by Kathy Lloyd, Montana Native Plant Society
Rocky Mountain iris or Missouri iris (Iris missouriensis) was collected on July 5 or 6, 1806 by Captain Lewis on the return trip through Montana. On July 3 rd Lewis and his party separated from Captain Clark at Traveler's Rest near Lolo Creek in western Montana. Lewis was enroute to the upper reaches of the Marias River, while Clark headed south to retrieve the items left in a cache at Camp Fortunate near the junction of the Beaverhead River and Horse Prairie Creek. Clark and his party, which included Sacagawea and her baby, Jean Baptiste, or Little Pomp as members of the expedition called him, were to head down the Yellowstone River to meet Lewis at the confluence of the Missouri and Yellowstone Rivers. Part of Clark's party, led by Sergeant John Ordway, planned to travel down the Missouri River from Three Forks to meet part of Captain Lewis's party below the Great Falls with the boats. It was the only time the expedition had split up and three separate parties made a considerable dent in the strength of the expedition and caused the captains considerable worry; but to meet their objectives it was the only course of action they could see to follow.
Captain Lewis wanted to explore the Marias River to see if it reached as far north as the 50 th Parallel, which would have allowed the United States to claim more land in what is now Canada. As Lewis and his party passed through the "prarie of the knobs," as Lewis referred to the area we know as the Ovando Valley, Lewis made a number of plant collections. One of them was Rocky Mountain iris and Lewis's original collection can be seen today at the Academy of Natural Sciences in Philadelphia.
On July 6, 1806 Lewis reported in his journal that he, "saw the common small blue flag and peppergrass. the southern wood and two other speceis of shrub are common in the prarie of knobs. preserved speciemines of them." That comment from Lewis reminds me to tell you that the original spelling from the journals is maintained in these plant abstracts. Spelling was more creative in those days! Frederick Pursh, a botanist of the day who ended up with some of the Lewis and Clark plant collections, wrote on the label, "A pale blue Species of Flag. Prairi of the Knobs Jul. 5 th 1806."
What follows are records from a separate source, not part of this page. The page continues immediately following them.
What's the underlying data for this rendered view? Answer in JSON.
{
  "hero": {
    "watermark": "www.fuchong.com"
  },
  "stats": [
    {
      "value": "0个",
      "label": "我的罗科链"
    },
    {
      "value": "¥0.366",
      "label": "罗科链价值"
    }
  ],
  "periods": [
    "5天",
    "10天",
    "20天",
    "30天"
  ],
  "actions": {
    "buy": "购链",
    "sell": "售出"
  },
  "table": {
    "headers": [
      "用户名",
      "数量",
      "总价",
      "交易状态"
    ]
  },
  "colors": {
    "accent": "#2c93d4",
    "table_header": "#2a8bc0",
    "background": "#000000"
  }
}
Rocky Mountain iris, a member of the iris family, Iridaceae, is a perennial with sword-like blades for leaves. The flowers are pale blue to light lavender with yellow patches and purple veins. The flowers are large and showy and have three sepals, three petals and three styles and the plants can reach a height of two feet. The plant is rhizomatous and will spread from underground stems, often forming large colonies when conditions are right. Rocky Mountain iris grows in open meadows that are wet in the spring or in other areas with some moisture. The species can be found from British Columbia to New Mexico and east to Minnesota. It is considered rare in Alberta, North Dakota and Nebraska. This iris is the only native iris found in Montana. It is fairly common in western and central Montana and makes a good choice as a native landscaping plant. It is fairly easy to grow from seed and should be planted in areas that receive some moisture.
As you admire our Rocky Mountain iris this spring, remember that a collection made in Montana in 1806 made it all the way down the Missouri and Mississippi rivers to St. Louis and had a number of adventures of its own before finally being housed in the Lewis & Clark Herbarium in Philadelphia.